▶ What needs to be done
In the data below, find every line with the string "this" and pull it out.

□ □ □

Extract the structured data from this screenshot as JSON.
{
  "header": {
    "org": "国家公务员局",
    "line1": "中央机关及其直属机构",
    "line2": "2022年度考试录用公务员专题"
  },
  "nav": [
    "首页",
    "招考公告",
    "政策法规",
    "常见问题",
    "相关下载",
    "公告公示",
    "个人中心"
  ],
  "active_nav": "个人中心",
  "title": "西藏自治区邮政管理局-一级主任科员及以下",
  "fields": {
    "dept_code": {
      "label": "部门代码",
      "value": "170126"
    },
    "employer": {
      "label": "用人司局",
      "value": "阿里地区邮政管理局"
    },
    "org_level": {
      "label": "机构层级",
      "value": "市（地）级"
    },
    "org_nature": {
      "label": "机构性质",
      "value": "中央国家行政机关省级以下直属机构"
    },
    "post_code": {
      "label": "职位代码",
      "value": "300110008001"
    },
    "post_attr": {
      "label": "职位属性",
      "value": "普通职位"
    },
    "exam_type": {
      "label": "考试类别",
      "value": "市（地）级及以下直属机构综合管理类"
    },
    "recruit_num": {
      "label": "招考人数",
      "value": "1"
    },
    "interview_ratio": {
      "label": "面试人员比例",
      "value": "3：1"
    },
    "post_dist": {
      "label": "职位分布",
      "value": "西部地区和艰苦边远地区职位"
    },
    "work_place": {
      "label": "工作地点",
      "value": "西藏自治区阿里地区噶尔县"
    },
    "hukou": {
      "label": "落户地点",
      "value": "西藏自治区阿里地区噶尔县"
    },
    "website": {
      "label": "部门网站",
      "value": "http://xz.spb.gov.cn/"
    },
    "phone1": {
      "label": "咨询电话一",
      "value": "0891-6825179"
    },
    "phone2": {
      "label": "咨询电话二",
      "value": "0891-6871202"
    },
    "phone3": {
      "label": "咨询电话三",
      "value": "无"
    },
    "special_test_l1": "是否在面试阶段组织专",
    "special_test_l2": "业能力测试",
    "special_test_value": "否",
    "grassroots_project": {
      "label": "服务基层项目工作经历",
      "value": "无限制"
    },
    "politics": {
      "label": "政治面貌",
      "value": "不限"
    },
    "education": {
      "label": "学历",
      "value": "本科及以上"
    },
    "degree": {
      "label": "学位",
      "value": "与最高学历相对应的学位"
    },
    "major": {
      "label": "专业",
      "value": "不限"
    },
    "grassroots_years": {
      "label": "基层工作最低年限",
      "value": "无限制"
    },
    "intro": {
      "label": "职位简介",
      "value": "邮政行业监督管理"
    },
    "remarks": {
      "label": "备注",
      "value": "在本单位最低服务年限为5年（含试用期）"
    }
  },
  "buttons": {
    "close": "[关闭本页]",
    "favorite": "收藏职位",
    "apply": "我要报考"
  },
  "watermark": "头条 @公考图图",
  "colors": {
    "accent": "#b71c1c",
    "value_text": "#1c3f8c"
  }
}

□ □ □

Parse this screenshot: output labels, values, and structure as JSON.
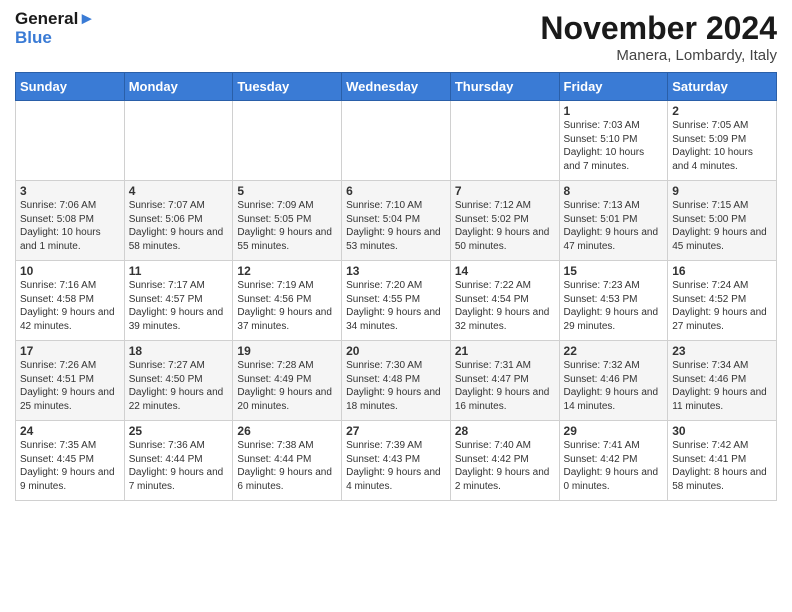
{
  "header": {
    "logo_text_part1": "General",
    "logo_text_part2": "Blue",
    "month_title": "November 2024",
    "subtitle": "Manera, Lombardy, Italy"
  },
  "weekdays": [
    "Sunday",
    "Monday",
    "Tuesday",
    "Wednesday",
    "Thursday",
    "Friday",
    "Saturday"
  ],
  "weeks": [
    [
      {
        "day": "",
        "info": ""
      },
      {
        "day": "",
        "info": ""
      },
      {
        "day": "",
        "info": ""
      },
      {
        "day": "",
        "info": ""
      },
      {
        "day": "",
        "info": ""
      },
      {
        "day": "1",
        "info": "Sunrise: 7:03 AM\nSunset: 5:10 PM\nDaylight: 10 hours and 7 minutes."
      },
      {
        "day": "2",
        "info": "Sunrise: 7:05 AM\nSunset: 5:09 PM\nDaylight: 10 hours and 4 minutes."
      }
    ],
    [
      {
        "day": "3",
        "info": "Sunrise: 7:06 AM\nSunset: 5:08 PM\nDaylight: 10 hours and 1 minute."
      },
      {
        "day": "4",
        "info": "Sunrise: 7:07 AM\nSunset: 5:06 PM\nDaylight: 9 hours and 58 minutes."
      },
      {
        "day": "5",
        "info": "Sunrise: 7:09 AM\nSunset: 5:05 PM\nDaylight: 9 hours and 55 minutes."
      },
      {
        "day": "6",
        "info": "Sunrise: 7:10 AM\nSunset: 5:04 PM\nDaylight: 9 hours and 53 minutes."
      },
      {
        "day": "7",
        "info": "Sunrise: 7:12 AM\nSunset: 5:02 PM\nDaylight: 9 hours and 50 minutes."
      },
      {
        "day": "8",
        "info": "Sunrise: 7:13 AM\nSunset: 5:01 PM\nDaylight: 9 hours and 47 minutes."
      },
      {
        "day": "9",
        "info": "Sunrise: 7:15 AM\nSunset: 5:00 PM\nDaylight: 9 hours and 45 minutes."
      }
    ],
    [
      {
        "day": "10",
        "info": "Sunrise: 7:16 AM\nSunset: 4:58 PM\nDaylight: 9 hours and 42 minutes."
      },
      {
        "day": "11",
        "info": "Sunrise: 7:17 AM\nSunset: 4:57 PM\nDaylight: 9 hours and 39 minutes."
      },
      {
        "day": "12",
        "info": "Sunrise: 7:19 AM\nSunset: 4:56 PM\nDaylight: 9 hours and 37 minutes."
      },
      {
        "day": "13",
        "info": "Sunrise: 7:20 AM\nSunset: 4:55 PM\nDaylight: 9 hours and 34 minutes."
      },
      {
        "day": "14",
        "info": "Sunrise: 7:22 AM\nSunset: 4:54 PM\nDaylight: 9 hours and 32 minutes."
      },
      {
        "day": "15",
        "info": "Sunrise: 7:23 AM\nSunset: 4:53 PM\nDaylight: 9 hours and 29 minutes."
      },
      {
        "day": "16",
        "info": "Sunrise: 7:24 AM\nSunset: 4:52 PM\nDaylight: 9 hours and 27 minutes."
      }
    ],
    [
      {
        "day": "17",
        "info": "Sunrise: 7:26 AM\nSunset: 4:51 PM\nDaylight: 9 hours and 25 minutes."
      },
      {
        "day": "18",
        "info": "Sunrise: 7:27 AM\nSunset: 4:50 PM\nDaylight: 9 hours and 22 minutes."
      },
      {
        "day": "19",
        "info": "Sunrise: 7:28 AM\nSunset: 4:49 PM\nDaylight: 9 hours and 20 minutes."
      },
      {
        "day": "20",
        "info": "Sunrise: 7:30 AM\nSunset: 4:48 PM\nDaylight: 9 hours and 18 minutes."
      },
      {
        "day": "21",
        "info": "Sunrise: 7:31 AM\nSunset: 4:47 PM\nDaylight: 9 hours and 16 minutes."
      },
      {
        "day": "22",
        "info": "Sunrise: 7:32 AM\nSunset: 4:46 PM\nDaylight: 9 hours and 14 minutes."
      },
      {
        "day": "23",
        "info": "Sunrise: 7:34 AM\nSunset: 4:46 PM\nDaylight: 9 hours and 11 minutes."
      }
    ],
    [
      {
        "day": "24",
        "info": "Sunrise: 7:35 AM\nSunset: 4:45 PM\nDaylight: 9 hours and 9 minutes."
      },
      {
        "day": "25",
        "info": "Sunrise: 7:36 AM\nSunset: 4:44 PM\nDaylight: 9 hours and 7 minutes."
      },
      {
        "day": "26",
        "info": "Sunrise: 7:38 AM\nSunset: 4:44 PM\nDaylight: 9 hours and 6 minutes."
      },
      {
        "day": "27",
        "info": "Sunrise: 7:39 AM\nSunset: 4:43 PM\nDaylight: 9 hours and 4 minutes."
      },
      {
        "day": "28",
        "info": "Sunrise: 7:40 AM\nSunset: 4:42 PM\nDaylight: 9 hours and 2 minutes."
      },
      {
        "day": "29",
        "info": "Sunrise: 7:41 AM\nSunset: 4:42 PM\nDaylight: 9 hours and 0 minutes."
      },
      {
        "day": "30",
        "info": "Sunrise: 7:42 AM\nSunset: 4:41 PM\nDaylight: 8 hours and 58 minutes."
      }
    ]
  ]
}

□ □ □

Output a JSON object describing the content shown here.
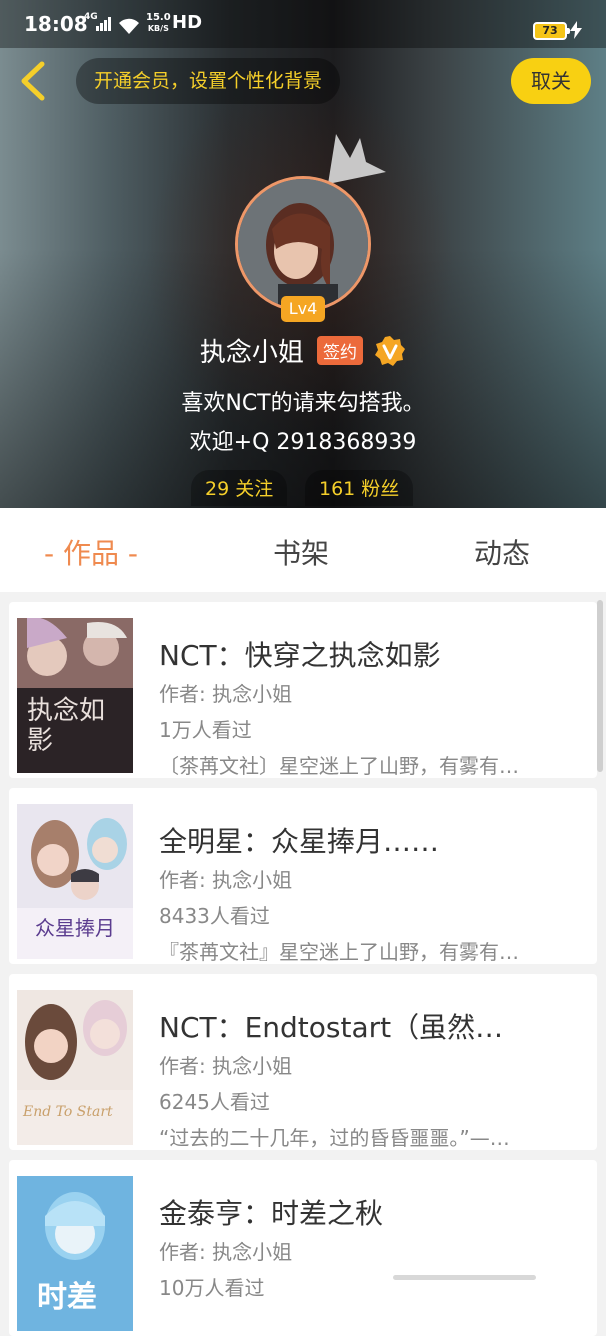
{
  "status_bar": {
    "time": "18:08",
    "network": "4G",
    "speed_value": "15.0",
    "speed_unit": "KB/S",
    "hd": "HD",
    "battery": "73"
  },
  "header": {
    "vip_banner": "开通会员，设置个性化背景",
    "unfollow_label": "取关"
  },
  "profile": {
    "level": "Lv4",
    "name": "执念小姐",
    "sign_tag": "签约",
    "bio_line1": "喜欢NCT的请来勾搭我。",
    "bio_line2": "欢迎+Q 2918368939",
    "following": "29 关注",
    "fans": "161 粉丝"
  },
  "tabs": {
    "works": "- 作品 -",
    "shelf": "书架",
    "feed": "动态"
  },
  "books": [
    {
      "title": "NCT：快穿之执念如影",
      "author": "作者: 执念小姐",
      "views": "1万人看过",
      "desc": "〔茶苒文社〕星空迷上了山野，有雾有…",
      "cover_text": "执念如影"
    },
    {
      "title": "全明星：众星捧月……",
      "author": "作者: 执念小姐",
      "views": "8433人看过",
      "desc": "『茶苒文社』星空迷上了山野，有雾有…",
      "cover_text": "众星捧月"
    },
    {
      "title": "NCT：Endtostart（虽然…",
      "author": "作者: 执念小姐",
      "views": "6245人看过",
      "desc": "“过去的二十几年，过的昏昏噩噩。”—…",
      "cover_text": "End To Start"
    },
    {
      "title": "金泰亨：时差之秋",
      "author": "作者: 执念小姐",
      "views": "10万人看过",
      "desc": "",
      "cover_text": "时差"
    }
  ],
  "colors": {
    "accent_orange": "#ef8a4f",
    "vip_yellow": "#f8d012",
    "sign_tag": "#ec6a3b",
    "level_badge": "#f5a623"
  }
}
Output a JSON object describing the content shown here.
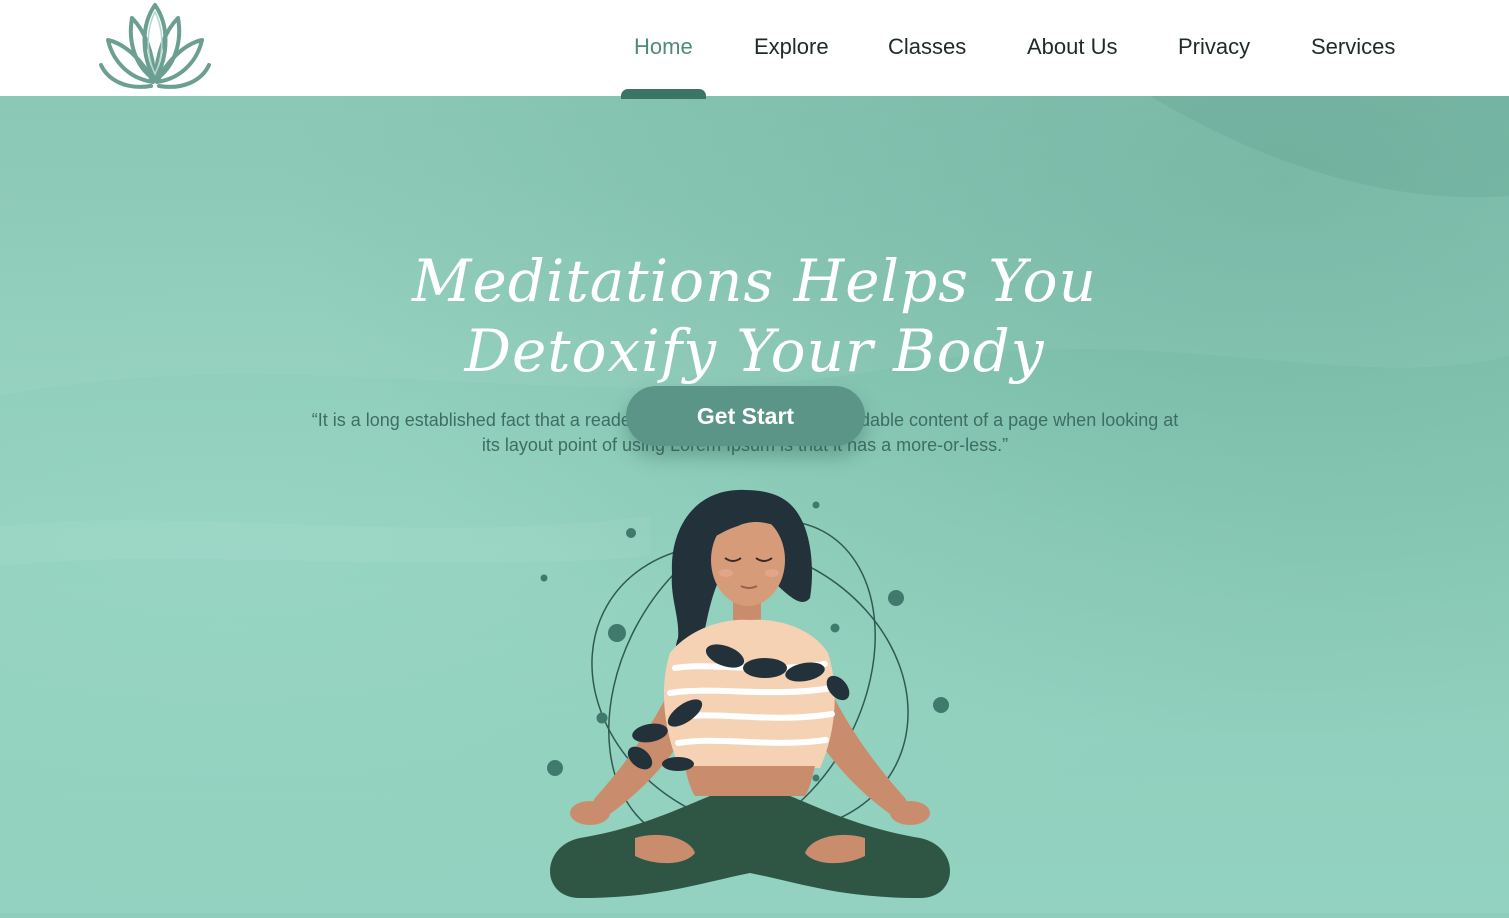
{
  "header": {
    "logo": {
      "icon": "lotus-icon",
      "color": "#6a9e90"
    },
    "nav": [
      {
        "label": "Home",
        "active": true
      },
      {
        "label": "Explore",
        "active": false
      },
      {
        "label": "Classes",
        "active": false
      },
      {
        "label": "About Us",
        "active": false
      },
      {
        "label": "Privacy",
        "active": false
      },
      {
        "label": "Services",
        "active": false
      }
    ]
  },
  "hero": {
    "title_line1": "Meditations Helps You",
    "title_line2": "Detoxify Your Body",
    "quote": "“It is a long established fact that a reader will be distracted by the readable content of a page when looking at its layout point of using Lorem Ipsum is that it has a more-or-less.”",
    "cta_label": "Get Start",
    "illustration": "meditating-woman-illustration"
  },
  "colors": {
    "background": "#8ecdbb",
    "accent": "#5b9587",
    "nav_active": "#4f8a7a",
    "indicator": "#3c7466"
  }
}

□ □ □

▶ Result
Extract the structured data from this screenshot as JSON.
Parse this screenshot: output labels, values, and structure as JSON.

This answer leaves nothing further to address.